Many programmers are not sure or not aware when to use assertions and when to use conditions-checking and error handling code. Here’s a tip on this.
But first, what is an assertion? An assertion is a line in your code which looks like this:
When execution reaches this point, if the condition is true, then the program continues with the next operator. However, if the condition is false, then the execution flow is terminated, and an error is reported to the debugger or to the command shell.
Important: the assertions are intended to use for debugging, and usually have an easy method of exculding them from the release version (e.g.
#define NDEBUG for the assertion from the C standard library).
By their definition and implementation, assertions are targeted at catching the possible mistakes of the DEVELOPER (of the application or of the library code), at the situations “this variable should NEVER be negative (at this place of the code)”. Use the assertions to check conditions in the code when the user performs everything correctly, but your application does not give the intended result (and that is essentially the definition of debugging).
However, when the condition you are trying to avoid CAN arise during the normal execution because of the USER mistakes (e.g. you ask for an integer number but user inputs a text or a floating-point number), you need to implement the proper error handling (set of if/else operators, plus reporting wrond data with the help of error codes or exceptions, plus reporting back to the user with the help of console outputs or message boxes).

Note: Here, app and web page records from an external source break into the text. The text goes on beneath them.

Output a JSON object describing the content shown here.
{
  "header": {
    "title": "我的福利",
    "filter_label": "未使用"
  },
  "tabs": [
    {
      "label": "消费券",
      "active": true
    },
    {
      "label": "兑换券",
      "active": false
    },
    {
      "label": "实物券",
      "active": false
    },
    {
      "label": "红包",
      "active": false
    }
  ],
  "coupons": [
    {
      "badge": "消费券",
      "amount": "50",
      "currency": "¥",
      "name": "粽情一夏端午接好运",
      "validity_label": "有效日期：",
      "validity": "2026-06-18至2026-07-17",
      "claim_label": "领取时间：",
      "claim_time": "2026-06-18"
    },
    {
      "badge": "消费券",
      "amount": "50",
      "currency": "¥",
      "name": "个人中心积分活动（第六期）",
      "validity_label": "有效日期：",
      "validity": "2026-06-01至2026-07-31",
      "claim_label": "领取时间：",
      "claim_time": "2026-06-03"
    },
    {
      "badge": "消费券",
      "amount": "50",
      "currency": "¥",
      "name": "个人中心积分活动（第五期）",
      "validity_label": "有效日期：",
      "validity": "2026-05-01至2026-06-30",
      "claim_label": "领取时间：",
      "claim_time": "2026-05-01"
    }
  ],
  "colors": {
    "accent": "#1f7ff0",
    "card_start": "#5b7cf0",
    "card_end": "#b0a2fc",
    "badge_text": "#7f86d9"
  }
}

Sometimes, for the production code you need to combine both. Assertions check the conditions during the development and testing (and force to notice and correct the errors immediately). For the release version assertions are removed, and the error hanling code makes sure that the program will not not crash if things do go wrong during the execution.